When it comes to physical fitness, the debate over running versus jogging is a common one. As a running enthusiast, I have often found myself pondering the distinction between the two. After extensive research and personal experience, I’ve come to understand the nuances that set running and jogging apart.
Running is a high-impact, intense form of aerobic exercise that involves moving at a faster pace than a jog. It often requires a greater level of cardiovascular endurance and strength. As I lace up my running shoes and hit the pavement, I feel the powerful rhythm of my strides propelling me forward. The sensation of the wind rushing past and the steady, deliberate pace gives me a sense of freedom and strength.
Jogging, on the other hand, is a more relaxed form of running. It involves a slower pace and is generally more sustainable over longer distances. When I go for a jog, I find myself settling into a comfortable rhythm, allowing me to enjoy the scenery and the meditative aspect of the exercise. The focus is less on speed and more on endurance and consistency.
So, how does one differentiate between running and jogging? It often comes down to the pace and intensity. Running is typically faster, with a focus on pushing physical limits and improving speed, while jogging is more about maintaining a steady, moderate pace over an extended period. Both activities offer fantastic cardiovascular benefits and can contribute to overall health and well-being.
As a runner, I have found joy and fulfillment in both running and jogging. Each has its unique appeal, and I appreciate the variety they bring to my fitness routine. Whether I’m sprinting through a challenging trail or leisurely jogging through a peaceful park, the act of putting one foot in front of the other brings me a sense of accomplishment and vitality.
In the end, whether you’re running or jogging, the most important thing is to find what brings you joy and keeps you moving. The distinction between the two may be subtle, but the benefits of engaging in either activity are substantial.
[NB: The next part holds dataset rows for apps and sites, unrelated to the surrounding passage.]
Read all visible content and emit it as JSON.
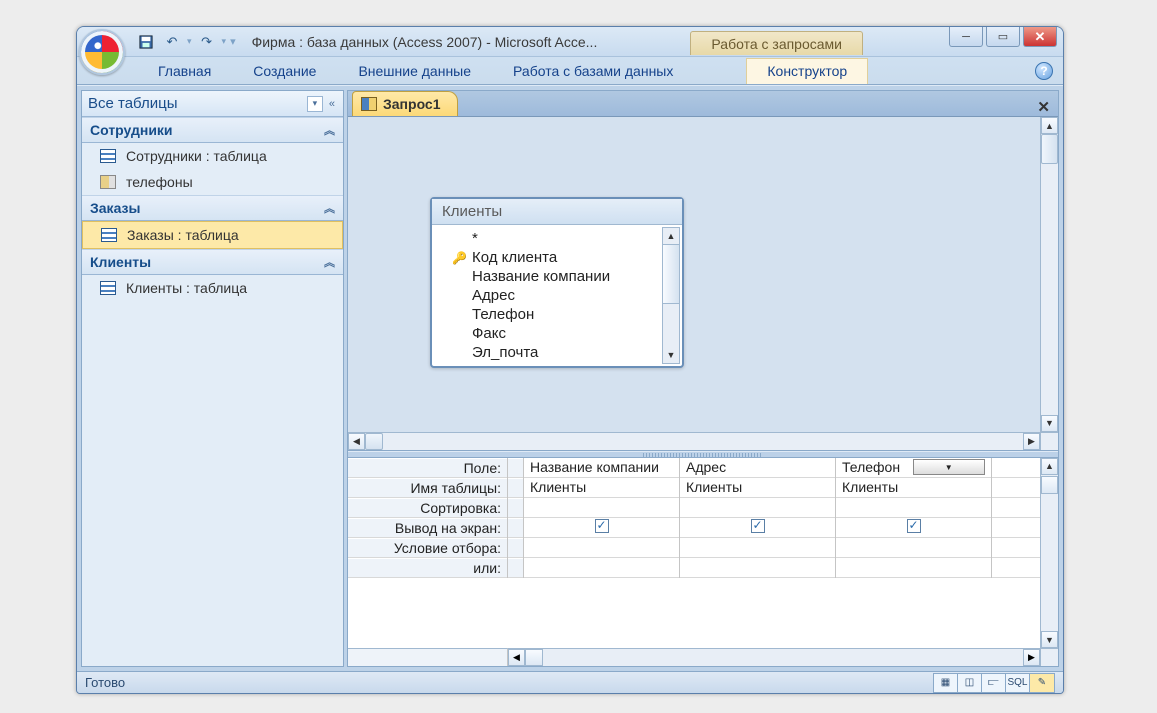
{
  "window": {
    "title": "Фирма : база данных (Access 2007) - Microsoft Acce...",
    "context_tools_title": "Работа с запросами"
  },
  "ribbon": {
    "tabs": [
      "Главная",
      "Создание",
      "Внешние данные",
      "Работа с базами данных"
    ],
    "context_tab": "Конструктор"
  },
  "nav": {
    "title": "Все таблицы",
    "groups": [
      {
        "name": "Сотрудники",
        "items": [
          {
            "type": "table",
            "label": "Сотрудники : таблица"
          },
          {
            "type": "query",
            "label": "телефоны"
          }
        ]
      },
      {
        "name": "Заказы",
        "items": [
          {
            "type": "table",
            "label": "Заказы : таблица",
            "selected": true
          }
        ]
      },
      {
        "name": "Клиенты",
        "items": [
          {
            "type": "table",
            "label": "Клиенты : таблица"
          }
        ]
      }
    ]
  },
  "document": {
    "tab_title": "Запрос1",
    "field_list": {
      "title": "Клиенты",
      "fields": [
        "*",
        "Код клиента",
        "Название компании",
        "Адрес",
        "Телефон",
        "Факс",
        "Эл_почта"
      ],
      "key_field_index": 1
    },
    "qbe": {
      "row_labels": [
        "Поле:",
        "Имя таблицы:",
        "Сортировка:",
        "Вывод на экран:",
        "Условие отбора:",
        "или:"
      ],
      "columns": [
        {
          "field": "Название компании",
          "table": "Клиенты",
          "sort": "",
          "show": true,
          "criteria": "",
          "or": ""
        },
        {
          "field": "Адрес",
          "table": "Клиенты",
          "sort": "",
          "show": true,
          "criteria": "",
          "or": ""
        },
        {
          "field": "Телефон",
          "table": "Клиенты",
          "sort": "",
          "show": true,
          "criteria": "",
          "or": "",
          "dropdown": true
        }
      ]
    }
  },
  "status": {
    "text": "Готово",
    "view_buttons": [
      "datasheet-icon",
      "pivot-table-icon",
      "pivot-chart-icon",
      "SQL",
      "design-icon"
    ]
  }
}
So, lace up those shoes and hit the pavement, whether you’re running, jogging, or a combination of both, and revel in the incredible experience of propelling yourself forward through the world around you.